Facebook has admitted accidentally giving out the phone numbers and email addresses of six million users in a data breach which has been going on for around a year.
The social networking site blamed the data leak on a technical glitch in its massive archive of contact information collected from its 1.1 billion users worldwide.
As a result, Facebook users who downloaded contact data for their list of friends obtained additional information that they were not supposed to have.
Facebook’s security team was alerted to the bug last week and fixed it within 24 hours. But Facebook did not publicly acknowledge the bug until yesterday afternoon, when it published an ‘important message’ on its blog explaining the issue.
A Facebook spokesman said the delay was due to company procedure stipulating that regulators and affected users be notified before making a public announcement.
‘We currently have no evidence that this bug has been exploited maliciously and we have not received complaints from users or seen anomalous behavior on the tool or site to suggest wrongdoing,’ Facebook said on its blog.
While the privacy breach was limited, ‘it’s still something we’re upset and embarrassed by, and we’ll work doubly hard to make sure nothing like this happens again,’ it added.
The breach follows recent disclosures that several consumer Internet companies turned over troves of user data to a large-scale electronic surveillance program run by U.S. intelligence.
The companies include Facebook, Google Inc, Microsoft Corp, Apple Inc and Yahoo Inc .

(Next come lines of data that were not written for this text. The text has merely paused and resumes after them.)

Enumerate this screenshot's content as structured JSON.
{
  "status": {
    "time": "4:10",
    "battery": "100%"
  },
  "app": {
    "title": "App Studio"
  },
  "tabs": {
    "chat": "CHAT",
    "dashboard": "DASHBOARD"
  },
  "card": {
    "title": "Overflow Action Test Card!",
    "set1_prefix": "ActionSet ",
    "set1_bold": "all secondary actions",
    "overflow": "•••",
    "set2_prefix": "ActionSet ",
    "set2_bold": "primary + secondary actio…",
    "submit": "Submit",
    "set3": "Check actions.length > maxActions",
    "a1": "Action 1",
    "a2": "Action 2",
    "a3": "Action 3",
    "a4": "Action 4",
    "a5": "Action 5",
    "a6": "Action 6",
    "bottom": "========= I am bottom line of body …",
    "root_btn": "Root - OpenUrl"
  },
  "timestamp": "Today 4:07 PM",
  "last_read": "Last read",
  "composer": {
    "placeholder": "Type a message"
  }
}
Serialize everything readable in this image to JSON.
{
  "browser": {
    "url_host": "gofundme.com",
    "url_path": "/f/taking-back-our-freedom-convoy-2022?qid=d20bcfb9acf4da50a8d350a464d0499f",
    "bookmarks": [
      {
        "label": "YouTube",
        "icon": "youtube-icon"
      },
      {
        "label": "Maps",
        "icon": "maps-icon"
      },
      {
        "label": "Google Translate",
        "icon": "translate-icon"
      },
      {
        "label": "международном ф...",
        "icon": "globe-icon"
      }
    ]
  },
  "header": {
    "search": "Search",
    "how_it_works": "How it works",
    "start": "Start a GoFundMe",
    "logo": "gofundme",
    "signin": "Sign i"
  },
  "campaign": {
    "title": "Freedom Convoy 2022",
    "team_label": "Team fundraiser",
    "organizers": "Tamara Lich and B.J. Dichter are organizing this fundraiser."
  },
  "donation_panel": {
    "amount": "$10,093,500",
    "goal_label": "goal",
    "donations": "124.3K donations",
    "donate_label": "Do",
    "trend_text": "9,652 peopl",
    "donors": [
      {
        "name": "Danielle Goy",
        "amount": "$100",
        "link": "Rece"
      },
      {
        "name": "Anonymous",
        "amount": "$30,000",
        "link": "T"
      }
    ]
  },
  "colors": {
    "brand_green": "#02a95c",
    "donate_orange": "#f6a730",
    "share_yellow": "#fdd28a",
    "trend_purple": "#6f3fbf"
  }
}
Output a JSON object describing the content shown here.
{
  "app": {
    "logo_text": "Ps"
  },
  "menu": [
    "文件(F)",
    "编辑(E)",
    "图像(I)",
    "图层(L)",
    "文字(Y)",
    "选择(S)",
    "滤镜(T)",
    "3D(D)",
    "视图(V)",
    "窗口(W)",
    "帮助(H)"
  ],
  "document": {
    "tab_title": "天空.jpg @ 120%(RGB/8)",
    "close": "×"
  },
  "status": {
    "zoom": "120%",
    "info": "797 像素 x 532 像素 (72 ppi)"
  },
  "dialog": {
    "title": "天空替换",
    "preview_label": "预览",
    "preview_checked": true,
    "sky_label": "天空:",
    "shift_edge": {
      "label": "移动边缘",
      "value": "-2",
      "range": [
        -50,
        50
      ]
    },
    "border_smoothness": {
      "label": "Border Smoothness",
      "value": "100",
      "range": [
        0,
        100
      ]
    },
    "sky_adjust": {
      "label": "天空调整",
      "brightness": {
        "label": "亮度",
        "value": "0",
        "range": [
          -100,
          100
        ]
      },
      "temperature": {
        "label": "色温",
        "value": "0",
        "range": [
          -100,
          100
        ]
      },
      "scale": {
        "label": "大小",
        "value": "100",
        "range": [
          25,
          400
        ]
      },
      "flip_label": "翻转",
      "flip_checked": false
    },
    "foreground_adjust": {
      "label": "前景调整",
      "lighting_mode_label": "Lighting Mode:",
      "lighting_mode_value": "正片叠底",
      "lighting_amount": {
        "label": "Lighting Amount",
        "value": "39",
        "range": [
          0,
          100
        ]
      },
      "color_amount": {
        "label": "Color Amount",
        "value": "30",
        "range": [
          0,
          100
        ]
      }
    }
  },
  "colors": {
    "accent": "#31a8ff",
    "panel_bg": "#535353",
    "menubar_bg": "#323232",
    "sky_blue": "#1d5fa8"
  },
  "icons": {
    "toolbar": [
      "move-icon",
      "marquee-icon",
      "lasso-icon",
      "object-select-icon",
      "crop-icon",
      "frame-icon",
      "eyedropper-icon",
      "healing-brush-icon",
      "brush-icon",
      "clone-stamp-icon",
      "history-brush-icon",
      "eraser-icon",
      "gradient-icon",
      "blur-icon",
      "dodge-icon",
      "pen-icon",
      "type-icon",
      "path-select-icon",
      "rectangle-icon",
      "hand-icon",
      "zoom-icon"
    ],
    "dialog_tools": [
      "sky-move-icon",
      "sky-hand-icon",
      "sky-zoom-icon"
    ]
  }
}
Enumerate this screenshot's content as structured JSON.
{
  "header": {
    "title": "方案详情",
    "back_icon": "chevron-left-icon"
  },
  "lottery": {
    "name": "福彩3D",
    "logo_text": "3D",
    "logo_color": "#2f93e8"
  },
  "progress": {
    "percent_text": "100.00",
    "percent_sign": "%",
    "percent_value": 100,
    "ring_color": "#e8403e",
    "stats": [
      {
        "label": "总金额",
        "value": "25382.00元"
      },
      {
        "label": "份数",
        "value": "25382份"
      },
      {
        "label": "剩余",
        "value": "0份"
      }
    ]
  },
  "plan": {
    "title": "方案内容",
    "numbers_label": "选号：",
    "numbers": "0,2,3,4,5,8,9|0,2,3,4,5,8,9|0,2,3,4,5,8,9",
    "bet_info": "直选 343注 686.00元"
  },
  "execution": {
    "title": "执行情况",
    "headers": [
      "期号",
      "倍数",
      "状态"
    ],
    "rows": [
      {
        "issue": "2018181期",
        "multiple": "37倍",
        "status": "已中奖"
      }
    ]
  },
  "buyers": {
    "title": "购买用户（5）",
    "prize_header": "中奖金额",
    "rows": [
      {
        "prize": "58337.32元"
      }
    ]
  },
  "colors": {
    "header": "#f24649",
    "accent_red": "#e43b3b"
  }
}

The companies, led by Facebook, successfully negotiated with the U.S. government last week to reveal the approximate number of user information requests that each company had received, including secret national security orders.
Read more: Daily Mail